- **Task**
Please repeat the data below exactly, with the pictures removed.

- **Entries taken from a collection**
━━━━━━━━━━━━━━━━━━━━━━━━━━━━━━

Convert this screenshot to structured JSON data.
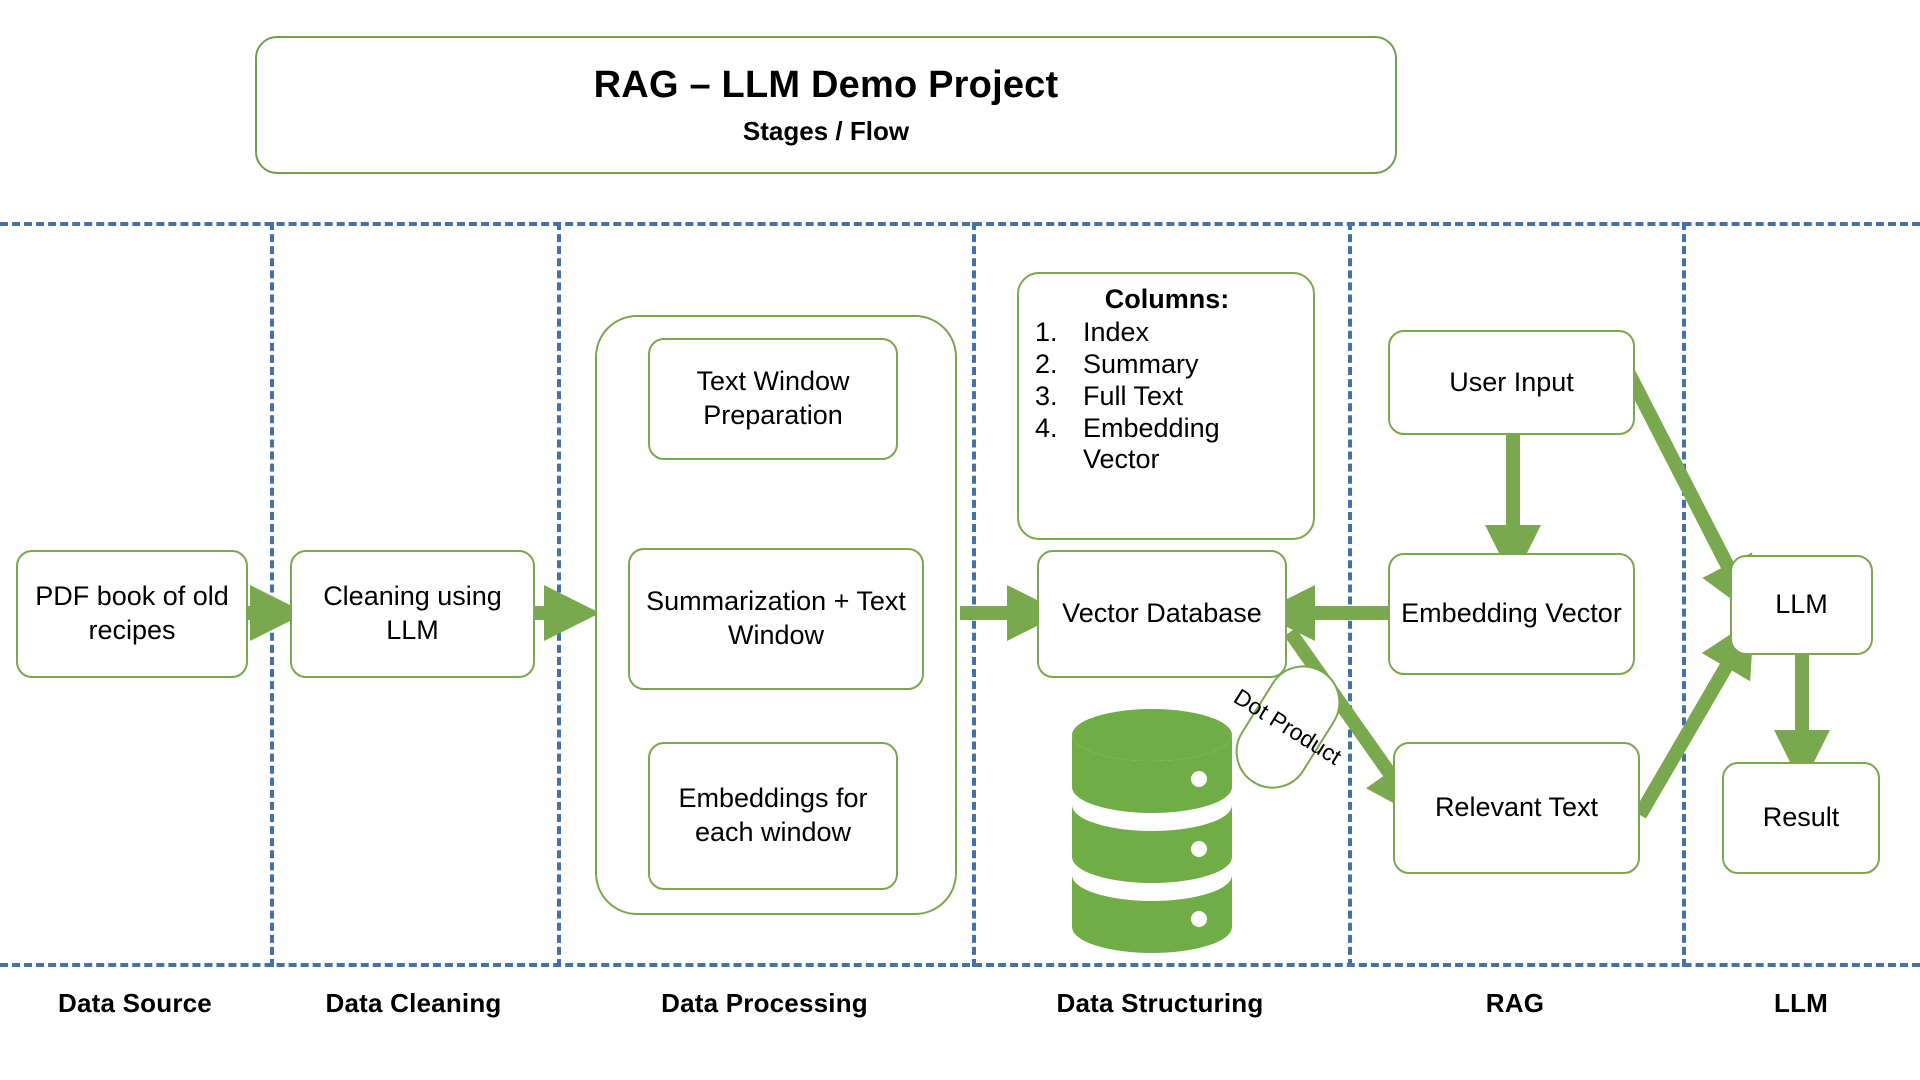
{
  "header": {
    "title": "RAG – LLM Demo Project",
    "subtitle": "Stages / Flow"
  },
  "colors": {
    "accent_green": "#7aa84f",
    "fill_green": "#70ad47",
    "lane_blue": "#4472a8",
    "text": "#000000",
    "background": "#ffffff"
  },
  "stages": [
    {
      "label": "Data Source"
    },
    {
      "label": "Data Cleaning"
    },
    {
      "label": "Data Processing"
    },
    {
      "label": "Data Structuring"
    },
    {
      "label": "RAG"
    },
    {
      "label": "LLM"
    }
  ],
  "nodes": {
    "pdf_source": "PDF book of old recipes",
    "cleaning": "Cleaning using LLM",
    "text_window_prep": "Text Window Preparation",
    "summarization": "Summarization + Text Window",
    "embeddings_window": "Embeddings for each window",
    "vector_database": "Vector Database",
    "user_input": "User Input",
    "embedding_vector": "Embedding Vector",
    "relevant_text": "Relevant Text",
    "llm": "LLM",
    "result": "Result",
    "dot_product": "Dot Product"
  },
  "columns_card": {
    "title": "Columns:",
    "items": [
      {
        "num": "1.",
        "text": "Index"
      },
      {
        "num": "2.",
        "text": "Summary"
      },
      {
        "num": "3.",
        "text": "Full Text"
      },
      {
        "num": "4.",
        "text": "Embedding Vector"
      }
    ]
  },
  "icons": {
    "database": "database-cylinder-icon"
  }
}
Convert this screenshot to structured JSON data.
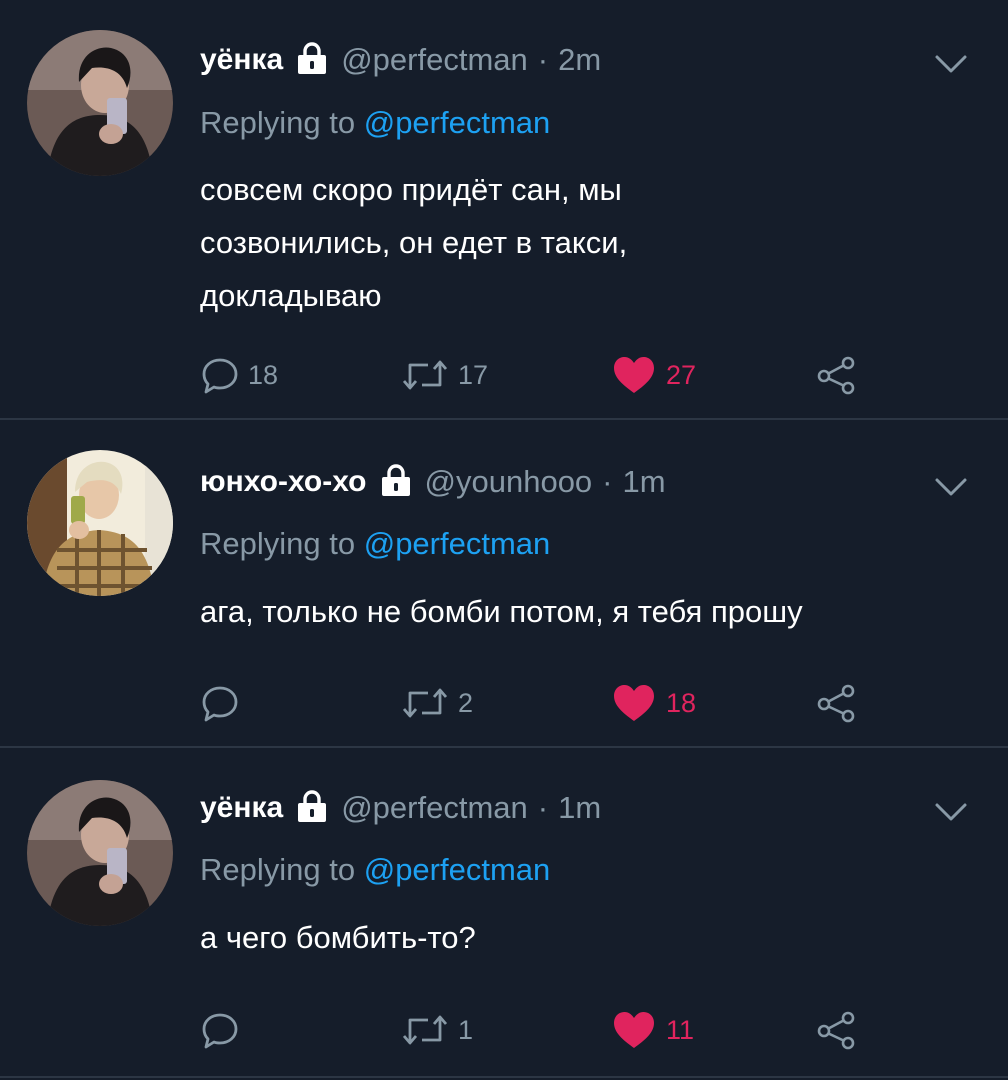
{
  "colors": {
    "background": "#151d2a",
    "divider": "#2c3644",
    "secondary_text": "#8899a6",
    "mention": "#1da1f2",
    "like": "#e0245e"
  },
  "icons": {
    "lock": "lock-icon",
    "chevron": "chevron-down-icon",
    "reply": "reply-icon",
    "retweet": "retweet-icon",
    "like": "heart-icon",
    "share": "share-icon"
  },
  "tweets": [
    {
      "name": "уёнка",
      "handle": "@perfectman",
      "dot": "·",
      "time": "2m",
      "replying_prefix": "Replying to",
      "replying_to": "@perfectman",
      "lines": [
        "совсем скоро придёт сан, мы",
        "созвонились, он едет в такси,",
        "докладываю"
      ],
      "replies": "18",
      "retweets": "17",
      "likes": "27"
    },
    {
      "name": "юнхо-хо-хо",
      "handle": "@younhooo",
      "dot": "·",
      "time": "1m",
      "replying_prefix": "Replying to",
      "replying_to": "@perfectman",
      "lines": [
        "ага, только не бомби потом, я тебя прошу"
      ],
      "replies": "",
      "retweets": "2",
      "likes": "18"
    },
    {
      "name": "уёнка",
      "handle": "@perfectman",
      "dot": "·",
      "time": "1m",
      "replying_prefix": "Replying to",
      "replying_to": "@perfectman",
      "lines": [
        "а чего бомбить-то?"
      ],
      "replies": "",
      "retweets": "1",
      "likes": "11"
    }
  ]
}
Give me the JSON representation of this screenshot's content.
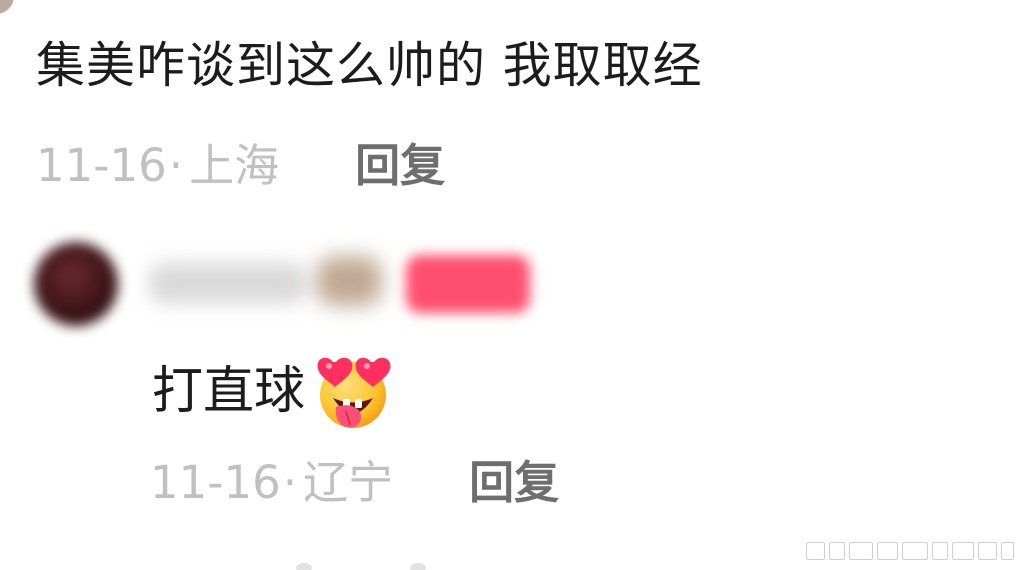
{
  "comment": {
    "text": "集美咋谈到这么帅的 我取取经",
    "date": "11-16",
    "separator": "·",
    "location": "上海",
    "reply_label": "回复"
  },
  "reply": {
    "text": "打直球",
    "emoji": "heart-eyes-tongue-emoji",
    "date": "11-16",
    "separator": "·",
    "location": "辽宁",
    "reply_label": "回复"
  },
  "colors": {
    "text": "#1c1c1c",
    "meta": "#c0c0c0",
    "reply_link": "#6e6e6e",
    "badge": "#ff4f6e",
    "background": "#ffffff"
  },
  "icons": {
    "watermark": "weibo-watermark-icon"
  }
}
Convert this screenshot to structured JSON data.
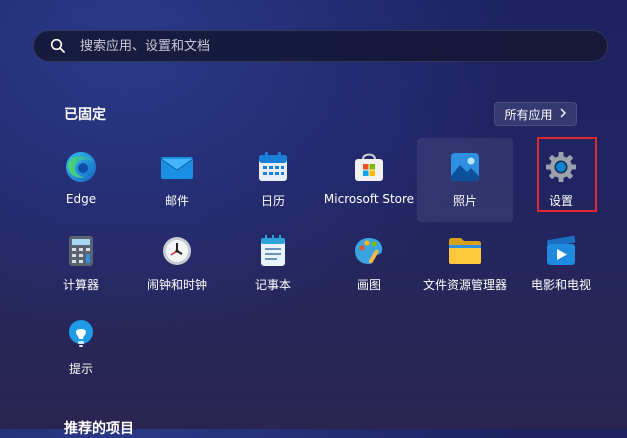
{
  "search": {
    "placeholder": "搜索应用、设置和文档",
    "icon": "search-icon"
  },
  "pinned": {
    "title": "已固定",
    "all_apps_label": "所有应用",
    "apps": [
      {
        "label": "Edge",
        "icon": "edge-icon"
      },
      {
        "label": "邮件",
        "icon": "mail-icon"
      },
      {
        "label": "日历",
        "icon": "calendar-icon"
      },
      {
        "label": "Microsoft Store",
        "icon": "store-icon"
      },
      {
        "label": "照片",
        "icon": "photos-icon"
      },
      {
        "label": "设置",
        "icon": "settings-icon"
      },
      {
        "label": "计算器",
        "icon": "calculator-icon"
      },
      {
        "label": "闹钟和时钟",
        "icon": "clock-icon"
      },
      {
        "label": "记事本",
        "icon": "notepad-icon"
      },
      {
        "label": "画图",
        "icon": "paint-icon"
      },
      {
        "label": "文件资源管理器",
        "icon": "folder-icon"
      },
      {
        "label": "电影和电视",
        "icon": "video-icon"
      },
      {
        "label": "提示",
        "icon": "tips-icon"
      }
    ]
  },
  "recommended": {
    "title": "推荐的项目"
  },
  "colors": {
    "highlight": "#e0282e",
    "accent": "#0a84d0"
  }
}
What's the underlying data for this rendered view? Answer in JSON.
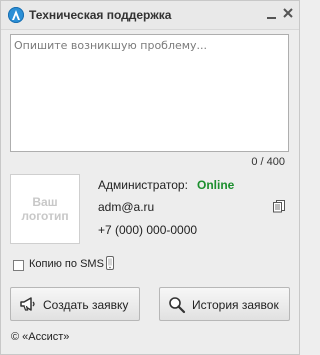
{
  "window": {
    "title": "Техническая поддержка"
  },
  "problem": {
    "placeholder": "Опишите возникшую проблему...",
    "counter": "0 / 400"
  },
  "company_logo": {
    "text": "Ваш\nлоготип"
  },
  "admin": {
    "label": "Администратор:",
    "status": "Online",
    "email": "adm@a.ru",
    "phone": "+7 (000) 000-0000"
  },
  "sms": {
    "label": "Копию по SMS",
    "checked": false
  },
  "buttons": {
    "create": "Создать заявку",
    "history": "История заявок"
  },
  "footer": {
    "copyright": "© «Ассист»"
  },
  "colors": {
    "status_online": "#1c8f2e",
    "logo_blue": "#2b8fd6"
  },
  "icons": {
    "title": "assist-logo-icon",
    "copy": "copy-icon",
    "phone": "mobile-phone-icon",
    "create": "megaphone-icon",
    "history": "search-icon"
  }
}
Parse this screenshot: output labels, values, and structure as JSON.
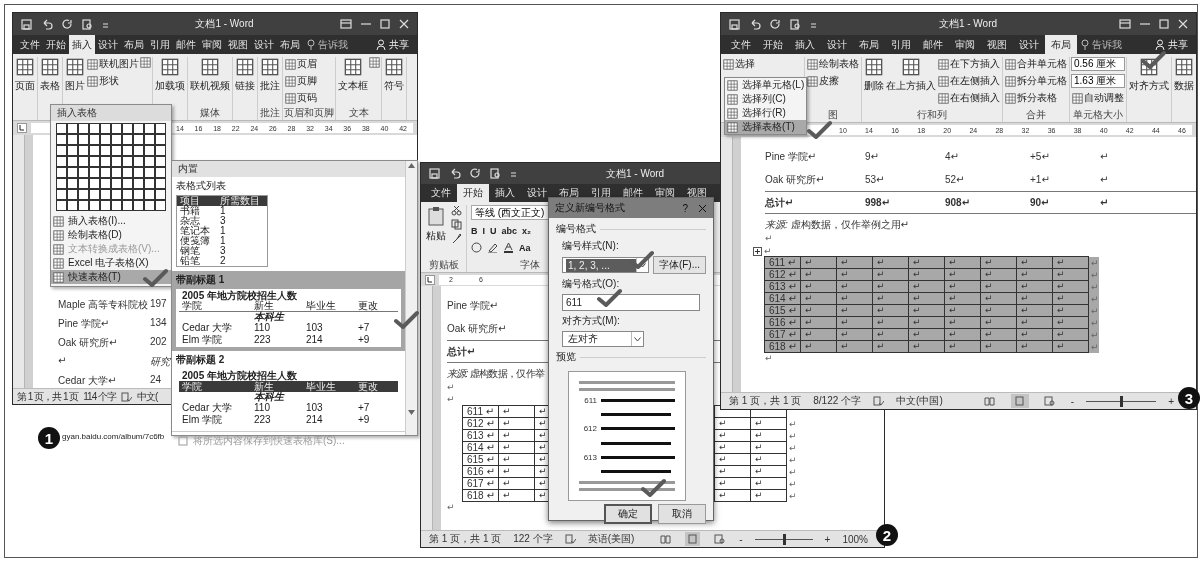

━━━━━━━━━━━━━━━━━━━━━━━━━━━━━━

- **The completed task**
Convert this screenshot to structured JSON data.
{
  "header": {
    "title": "RAG – LLM Demo Project",
    "subtitle": "Stages / Flow"
  },
  "colors": {
    "accent_green": "#7aa84f",
    "fill_green": "#70ad47",
    "lane_blue": "#4472a8",
    "text": "#000000",
    "background": "#ffffff"
  },
  "stages": [
    {
      "label": "Data Source"
    },
    {
      "label": "Data Cleaning"
    },
    {
      "label": "Data Processing"
    },
    {
      "label": "Data Structuring"
    },
    {
      "label": "RAG"
    },
    {
      "label": "LLM"
    }
  ],
  "nodes": {
    "pdf_source": "PDF book of old recipes",
    "cleaning": "Cleaning using LLM",
    "text_window_prep": "Text Window Preparation",
    "summarization": "Summarization + Text Window",
    "embeddings_window": "Embeddings for each window",
    "vector_database": "Vector Database",
    "user_input": "User Input",
    "embedding_vector": "Embedding Vector",
    "relevant_text": "Relevant Text",
    "llm": "LLM",
    "result": "Result",
    "dot_product": "Dot Product"
  },
  "columns_card": {
    "title": "Columns:",
    "items": [
      {
        "num": "1.",
        "text": "Index"
      },
      {
        "num": "2.",
        "text": "Summary"
      },
      {
        "num": "3.",
        "text": "Full Text"
      },
      {
        "num": "4.",
        "text": "Embedding Vector"
      }
    ]
  },
  "icons": {
    "database": "database-cylinder-icon"
  }
}
Convert this screenshot to structured JSON data.
{
  "colors": {
    "background": "#151d2a",
    "divider": "#2c3644",
    "secondary_text": "#8899a6",
    "mention": "#1da1f2",
    "like": "#e0245e"
  },
  "icons": {
    "lock": "lock-icon",
    "chevron": "chevron-down-icon",
    "reply": "reply-icon",
    "retweet": "retweet-icon",
    "like": "heart-icon",
    "share": "share-icon"
  },
  "tweets": [
    {
      "name": "уёнка",
      "handle": "@perfectman",
      "dot": "·",
      "time": "2m",
      "replying_prefix": "Replying to",
      "replying_to": "@perfectman",
      "lines": [
        "совсем скоро придёт сан, мы",
        "созвонились, он едет в такси,",
        "докладываю"
      ],
      "replies": "18",
      "retweets": "17",
      "likes": "27"
    },
    {
      "name": "юнхо-хо-хо",
      "handle": "@younhooo",
      "dot": "·",
      "time": "1m",
      "replying_prefix": "Replying to",
      "replying_to": "@perfectman",
      "lines": [
        "ага, только не бомби потом, я тебя прошу"
      ],
      "replies": "",
      "retweets": "2",
      "likes": "18"
    },
    {
      "name": "уёнка",
      "handle": "@perfectman",
      "dot": "·",
      "time": "1m",
      "replying_prefix": "Replying to",
      "replying_to": "@perfectman",
      "lines": [
        "а чего бомбить-то?"
      ],
      "replies": "",
      "retweets": "1",
      "likes": "11"
    }
  ]
}
Give me the JSON representation of this screenshot's content.
{
  "comment": {
    "text": "集美咋谈到这么帅的 我取取经",
    "date": "11-16",
    "separator": "·",
    "location": "上海",
    "reply_label": "回复"
  },
  "reply": {
    "text": "打直球",
    "emoji": "heart-eyes-tongue-emoji",
    "date": "11-16",
    "separator": "·",
    "location": "辽宁",
    "reply_label": "回复"
  },
  "colors": {
    "text": "#1c1c1c",
    "meta": "#c0c0c0",
    "reply_link": "#6e6e6e",
    "badge": "#ff4f6e",
    "background": "#ffffff"
  },
  "icons": {
    "watermark": "weibo-watermark-icon"
  }
}
Convert this screenshot to structured JSON data.
{
  "search": {
    "placeholder": "搜索应用、设置和文档",
    "icon": "search-icon"
  },
  "pinned": {
    "title": "已固定",
    "all_apps_label": "所有应用",
    "apps": [
      {
        "label": "Edge",
        "icon": "edge-icon"
      },
      {
        "label": "邮件",
        "icon": "mail-icon"
      },
      {
        "label": "日历",
        "icon": "calendar-icon"
      },
      {
        "label": "Microsoft Store",
        "icon": "store-icon"
      },
      {
        "label": "照片",
        "icon": "photos-icon"
      },
      {
        "label": "设置",
        "icon": "settings-icon"
      },
      {
        "label": "计算器",
        "icon": "calculator-icon"
      },
      {
        "label": "闹钟和时钟",
        "icon": "clock-icon"
      },
      {
        "label": "记事本",
        "icon": "notepad-icon"
      },
      {
        "label": "画图",
        "icon": "paint-icon"
      },
      {
        "label": "文件资源管理器",
        "icon": "folder-icon"
      },
      {
        "label": "电影和电视",
        "icon": "video-icon"
      },
      {
        "label": "提示",
        "icon": "tips-icon"
      }
    ]
  },
  "recommended": {
    "title": "推荐的项目"
  },
  "colors": {
    "highlight": "#e0282e",
    "accent": "#0a84d0"
  }
}
What's the underlying data for this rendered view? Answer in JSON.
{
  "window": {
    "title": "Техническая поддержка"
  },
  "problem": {
    "placeholder": "Опишите возникшую проблему...",
    "counter": "0 / 400"
  },
  "company_logo": {
    "text": "Ваш\nлоготип"
  },
  "admin": {
    "label": "Администратор:",
    "status": "Online",
    "email": "adm@a.ru",
    "phone": "+7 (000) 000-0000"
  },
  "sms": {
    "label": "Копию по SMS",
    "checked": false
  },
  "buttons": {
    "create": "Создать заявку",
    "history": "История заявок"
  },
  "footer": {
    "copyright": "© «Ассист»"
  },
  "colors": {
    "status_online": "#1c8f2e",
    "logo_blue": "#2b8fd6"
  },
  "icons": {
    "title": "assist-logo-icon",
    "copy": "copy-icon",
    "phone": "mobile-phone-icon",
    "create": "megaphone-icon",
    "history": "search-icon"
  }
}
Parse this screenshot: output labels, values, and structure as JSON.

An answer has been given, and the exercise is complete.